→ **Required work**:
The copy has to match the data exactly and leave out every picture.

→ **Stored records**:
**********
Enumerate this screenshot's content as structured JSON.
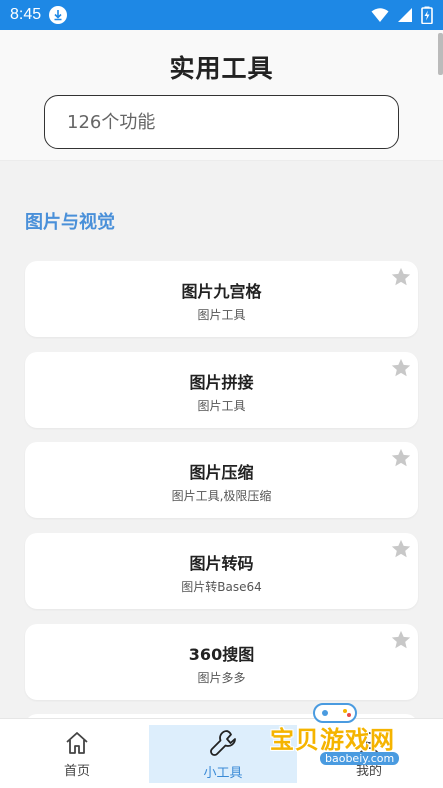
{
  "status_bar": {
    "time": "8:45"
  },
  "header": {
    "title": "实用工具",
    "search": {
      "placeholder": "126个功能",
      "value": ""
    }
  },
  "section": {
    "title": "图片与视觉"
  },
  "cards": [
    {
      "title": "图片九宫格",
      "subtitle": "图片工具"
    },
    {
      "title": "图片拼接",
      "subtitle": "图片工具"
    },
    {
      "title": "图片压缩",
      "subtitle": "图片工具,极限压缩"
    },
    {
      "title": "图片转码",
      "subtitle": "图片转Base64"
    },
    {
      "title": "360搜图",
      "subtitle": "图片多多"
    }
  ],
  "bottom_nav": {
    "items": [
      {
        "label": "首页",
        "icon": "home-icon"
      },
      {
        "label": "小工具",
        "icon": "wrench-icon",
        "active": true
      },
      {
        "label": "我的",
        "icon": "person-icon"
      }
    ]
  },
  "watermark": {
    "text": "宝贝游戏网",
    "url": "baobeiy.com"
  },
  "colors": {
    "status_bar": "#1e88e5",
    "accent": "#4a90d9",
    "star": "#c8c8c8",
    "active_tab_bg": "#ddeefc"
  }
}
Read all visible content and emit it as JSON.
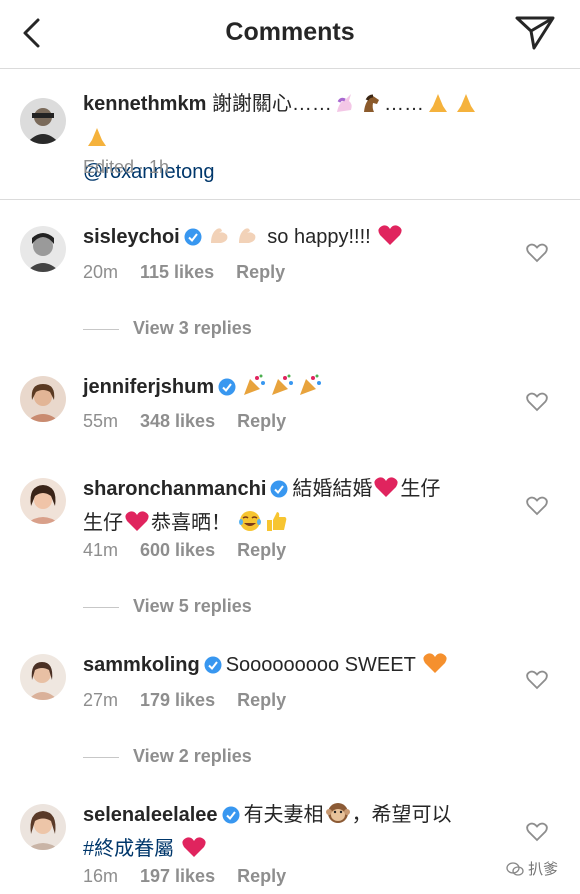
{
  "header": {
    "title": "Comments"
  },
  "caption": {
    "username": "kennethmkm",
    "text": "謝謝關心……",
    "ellipsis": "……",
    "mention": "@roxannetong",
    "edited": "Edited",
    "time": "· 1h"
  },
  "comments": [
    {
      "username": "sisleychoi",
      "text": "so happy!!!!",
      "time": "20m",
      "likes": "115 likes",
      "reply": "Reply",
      "view_replies": "View 3 replies"
    },
    {
      "username": "jenniferjshum",
      "text": "",
      "time": "55m",
      "likes": "348 likes",
      "reply": "Reply"
    },
    {
      "username": "sharonchanmanchi",
      "text1": "結婚結婚",
      "text2": "生仔",
      "text3": "生仔",
      "text4": "恭喜晒！",
      "time": "41m",
      "likes": "600 likes",
      "reply": "Reply",
      "view_replies": "View 5 replies"
    },
    {
      "username": "sammkoling",
      "text": "Sooooooooo SWEET",
      "time": "27m",
      "likes": "179 likes",
      "reply": "Reply",
      "view_replies": "View 2 replies"
    },
    {
      "username": "selenaleelalee",
      "text1": "有夫妻相",
      "text2": "，希望可以",
      "hashtag": "#終成眷屬",
      "time": "16m",
      "likes": "197 likes",
      "reply": "Reply"
    }
  ],
  "watermark": "扒爹"
}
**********
→ **Response box**:
Enumerate this screenshot's content as structured JSON.
{
  "status_bar": {
    "time": "8:45"
  },
  "header": {
    "title": "实用工具",
    "search": {
      "placeholder": "126个功能",
      "value": ""
    }
  },
  "section": {
    "title": "图片与视觉"
  },
  "cards": [
    {
      "title": "图片九宫格",
      "subtitle": "图片工具"
    },
    {
      "title": "图片拼接",
      "subtitle": "图片工具"
    },
    {
      "title": "图片压缩",
      "subtitle": "图片工具,极限压缩"
    },
    {
      "title": "图片转码",
      "subtitle": "图片转Base64"
    },
    {
      "title": "360搜图",
      "subtitle": "图片多多"
    }
  ],
  "bottom_nav": {
    "items": [
      {
        "label": "首页",
        "icon": "home-icon"
      },
      {
        "label": "小工具",
        "icon": "wrench-icon",
        "active": true
      },
      {
        "label": "我的",
        "icon": "person-icon"
      }
    ]
  },
  "watermark": {
    "text": "宝贝游戏网",
    "url": "baobeiy.com"
  },
  "colors": {
    "status_bar": "#1e88e5",
    "accent": "#4a90d9",
    "star": "#c8c8c8",
    "active_tab_bg": "#ddeefc"
  }
}
Read all visible content and emit it as JSON.
{
  "header": {
    "title": "Comments"
  },
  "caption": {
    "username": "kennethmkm",
    "text": "謝謝關心……",
    "ellipsis": "……",
    "mention": "@roxannetong",
    "edited": "Edited",
    "time": "· 1h"
  },
  "comments": [
    {
      "username": "sisleychoi",
      "text": "so happy!!!!",
      "time": "20m",
      "likes": "115 likes",
      "reply": "Reply",
      "view_replies": "View 3 replies"
    },
    {
      "username": "jenniferjshum",
      "text": "",
      "time": "55m",
      "likes": "348 likes",
      "reply": "Reply"
    },
    {
      "username": "sharonchanmanchi",
      "text1": "結婚結婚",
      "text2": "生仔",
      "text3": "生仔",
      "text4": "恭喜晒！",
      "time": "41m",
      "likes": "600 likes",
      "reply": "Reply",
      "view_replies": "View 5 replies"
    },
    {
      "username": "sammkoling",
      "text": "Sooooooooo SWEET",
      "time": "27m",
      "likes": "179 likes",
      "reply": "Reply",
      "view_replies": "View 2 replies"
    },
    {
      "username": "selenaleelalee",
      "text1": "有夫妻相",
      "text2": "，希望可以",
      "hashtag": "#終成眷屬",
      "time": "16m",
      "likes": "197 likes",
      "reply": "Reply"
    }
  ],
  "watermark": "扒爹"
}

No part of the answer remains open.